Scottish Scones with Apricots and Vanilla Bean

-Adapted from Molly Wizenberg's "A Homemade Life".

This recipe is by far my absolute favorite homemade scone recipe. As Molly states in her original recipe, feel free to play with the flavorings in this recipe. Instead of 1/4 cup of snipped dried apricot, try 1/4 cup of another dried fruit, or play around with different citrus zests. Lemon! Orange! Lime! *GASP* If going the citrus zest route, the original recipe calls for 2 teaspoons of zest, so keep that in mind. I usually make these as lemon scones, but a vision came to me as I was texting my sister Megan (this is not uncommon), and I knew I had hit upon a combination to kill for. I had found my scone. I was OWNING this scone.  

2 cups unbleached, all-purpose flour
2 teaspoons baking powder
1/4 teaspoon kosher salt
4 tablespoons (1/2 stick) cold, unsalted butter, cut into 1/2-inch cubes
3 heaping tablespoons sugar
1/4 cup dried apricots, snipped quite small (think the eraser head of a pencil)
1 whole vanilla bean (Smell it. Right. Now.)
1/2 cup half-and-half, plus more for glazing
1 large egg

Preheat oven to 425 degrees. In a large bowl, whisk together the flour, baking powder, and salt. Using your hands, rub the butter into the flour mixture, squeezing and pinching the butter (this is very therapeutic) until the mixture resembles a coarse meal and there are no butter lumps bigger than a pea. Add the sugar and dried apricots, and whisk to incorporate.
   Pour 1/2 cup half-and-half into a small liquid measuring cup (I usually use my 2-cup measuring cup) and add the egg, whisking well to combine. Using a small, sharp-tipped knife, split the vanilla bean down the middle, then scrape out the seeds (tip: flip the knife around to use the dull side for scraping out the seeds, press down on the bean, and in one, smooth motion, move the knife from top to bottom. The seeds will gather on the blade of the knife.) Place the vanilla seeds into the cream/egg mixture, and once again, whisk well to combine. This will smell just wonderful. Pour the cream mixture into the flour mixture, and using a fork, mix until just combined. Turn the dough out onto a kneading surface (it will look like a dry, shaggy mess. Don't be alarmed!), and using your hands, squeeze and press the dough into a rough mass. Continue to gently press, gather, and knead the dough until it JUST comes together (Molly suggests kneading no more than 12 times. I have never disobeyed her. Sorry; I am a second born child. I always do as I'm told.) There may be some excess flour that is not absorbed, but that doesn't matter. As soon as the dough holds together, pat it into a rough circle about 1 inch thick. Cut the circle into 8 wedges.
   Place the wedges on a baking sheet lined with parchment paper or a silicone baking mat. Pour a splash of half-and-half into a small bowl, and gently brush the tops of the scones with a thin coat to glaze. Bake for 10-14 minutes, or until pale golden. Transfer them to a wire rack to cool slightly, and serve warm, with butter, or clotted cream, or lemon curd, or strawberry jam, or nothing at all, if that is what your heart desires.

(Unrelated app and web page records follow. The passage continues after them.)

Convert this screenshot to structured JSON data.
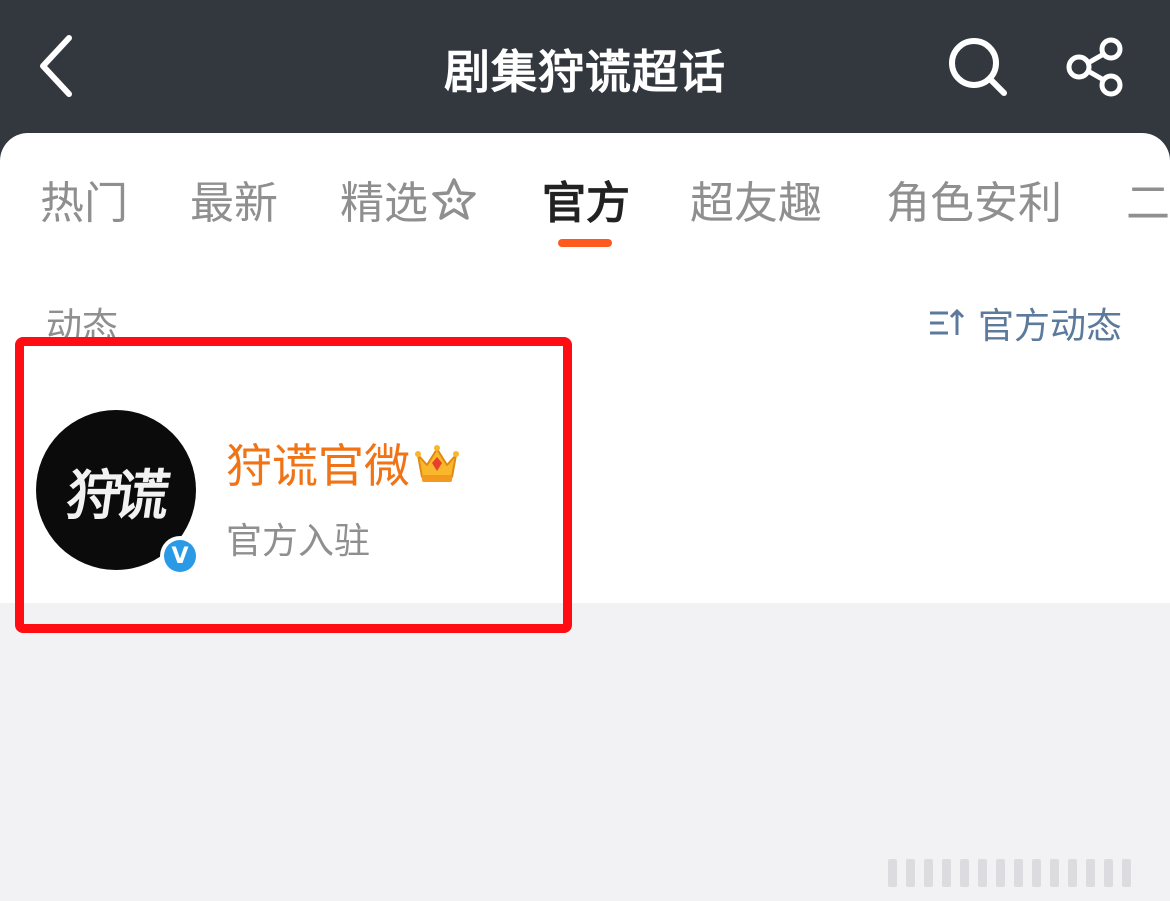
{
  "header": {
    "title": "剧集狩谎超话",
    "back_icon": "chevron-left-icon",
    "search_icon": "search-icon",
    "share_icon": "share-icon",
    "background": "#33383f"
  },
  "tabs": [
    {
      "label": "热门",
      "active": false
    },
    {
      "label": "最新",
      "active": false
    },
    {
      "label": "精选",
      "active": false
    },
    {
      "label": "官方",
      "active": true
    },
    {
      "label": "超友趣",
      "active": false
    },
    {
      "label": "角色安利",
      "active": false
    },
    {
      "label": "二",
      "active": false
    }
  ],
  "accent_color": "#ff5a1e",
  "section": {
    "label": "动态",
    "official_feed_label": "官方动态"
  },
  "account": {
    "avatar_text": "狩谎",
    "name": "狩谎官微",
    "subtitle": "官方入驻",
    "verified_badge": "V",
    "name_color": "#f07316"
  },
  "highlight_color": "#ff0d12"
}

Note: These scones freeze remarkably well. To freeze, allow the scones the cool completely, then transfer them to a freezer bag. To reheat, allow them to thaw in the fridge overnight, then heat for about 10 minutes in a 300 degree oven just before serving.

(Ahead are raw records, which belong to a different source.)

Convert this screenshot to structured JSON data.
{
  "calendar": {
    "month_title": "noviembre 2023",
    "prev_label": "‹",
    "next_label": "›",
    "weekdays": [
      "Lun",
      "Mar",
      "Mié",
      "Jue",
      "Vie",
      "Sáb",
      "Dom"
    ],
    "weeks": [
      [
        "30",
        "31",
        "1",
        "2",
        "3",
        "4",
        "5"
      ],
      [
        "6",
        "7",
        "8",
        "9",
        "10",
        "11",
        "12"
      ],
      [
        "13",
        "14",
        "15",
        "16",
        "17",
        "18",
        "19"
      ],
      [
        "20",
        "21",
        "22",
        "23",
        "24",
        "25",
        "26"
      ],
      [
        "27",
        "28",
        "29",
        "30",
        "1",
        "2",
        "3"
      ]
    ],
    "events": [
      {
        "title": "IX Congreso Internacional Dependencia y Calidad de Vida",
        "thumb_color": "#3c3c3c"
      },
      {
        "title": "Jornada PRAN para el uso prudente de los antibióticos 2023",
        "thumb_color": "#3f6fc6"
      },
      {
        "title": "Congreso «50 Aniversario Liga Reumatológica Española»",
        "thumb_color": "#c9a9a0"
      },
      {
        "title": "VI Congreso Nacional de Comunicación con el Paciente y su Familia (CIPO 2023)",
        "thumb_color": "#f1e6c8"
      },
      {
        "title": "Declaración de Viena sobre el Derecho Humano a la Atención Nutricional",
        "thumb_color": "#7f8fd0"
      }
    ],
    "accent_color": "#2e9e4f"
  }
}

Make these, and prepare to be the envy of all the hipsters who frequent those ironic and sad coffee shops, searching for perfect scones and who knows what else. And with that, I will most likely never mention hipsters again on this blog. Good night to you all.